= Work instructions =
Please report every line from the material that contains the word "Roger".
-- -- --
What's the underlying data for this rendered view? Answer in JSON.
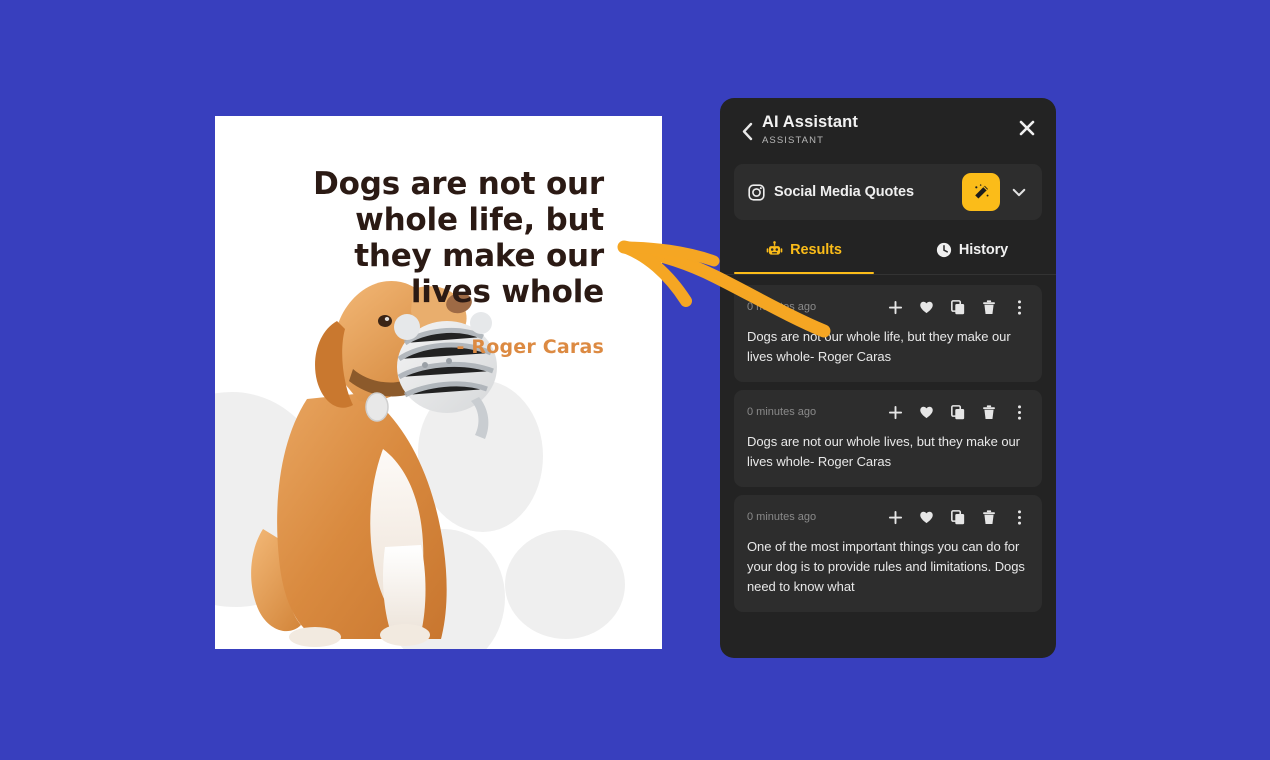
{
  "theme": {
    "page_background": "#383FBE",
    "panel_background": "#232323",
    "card_background": "#2D2D2D",
    "accent": "#FBBC19",
    "quote_author_color": "#DC8A42",
    "quote_text_color": "#2B1A14",
    "annotation_arrow_color": "#F5A623"
  },
  "quote_card": {
    "quote": "Dogs are not our whole life, but they make our lives whole",
    "author": "- Roger Caras",
    "image_alt": "dog-with-plush-toy-photo"
  },
  "panel": {
    "back_icon": "chevron-left-icon",
    "title": "AI Assistant",
    "subtitle": "ASSISTANT",
    "close_icon": "close-icon",
    "selector": {
      "icon": "instagram-icon",
      "label": "Social Media Quotes",
      "generate_icon": "magic-wand-icon",
      "chevron_icon": "chevron-down-icon"
    },
    "tabs": [
      {
        "label": "Results",
        "icon": "robot-icon",
        "active": true
      },
      {
        "label": "History",
        "icon": "clock-icon",
        "active": false
      }
    ],
    "card_actions": [
      {
        "name": "add-icon",
        "title": "Add"
      },
      {
        "name": "heart-icon",
        "title": "Favorite"
      },
      {
        "name": "copy-icon",
        "title": "Copy"
      },
      {
        "name": "trash-icon",
        "title": "Delete"
      },
      {
        "name": "more-vertical-icon",
        "title": "More"
      }
    ],
    "results": [
      {
        "time": "0 minutes ago",
        "text": "Dogs are not our whole life, but they make our lives whole- Roger Caras"
      },
      {
        "time": "0 minutes ago",
        "text": "Dogs are not our whole lives, but they make our lives whole- Roger Caras"
      },
      {
        "time": "0 minutes ago",
        "text": "One of the most important things you can do for your dog is to provide rules and limitations. Dogs need to know what"
      }
    ]
  }
}
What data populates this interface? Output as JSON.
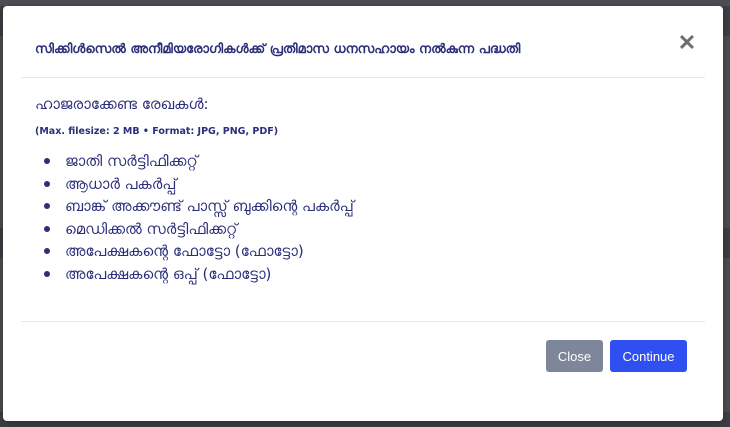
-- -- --
= Reply to the task =
    "author": "- Roger Caras",
        "text": "Dogs are not our whole life, but they make our lives whole- Roger Caras"
        "text": "Dogs are not our whole lives, but they make our lives whole- Roger Caras"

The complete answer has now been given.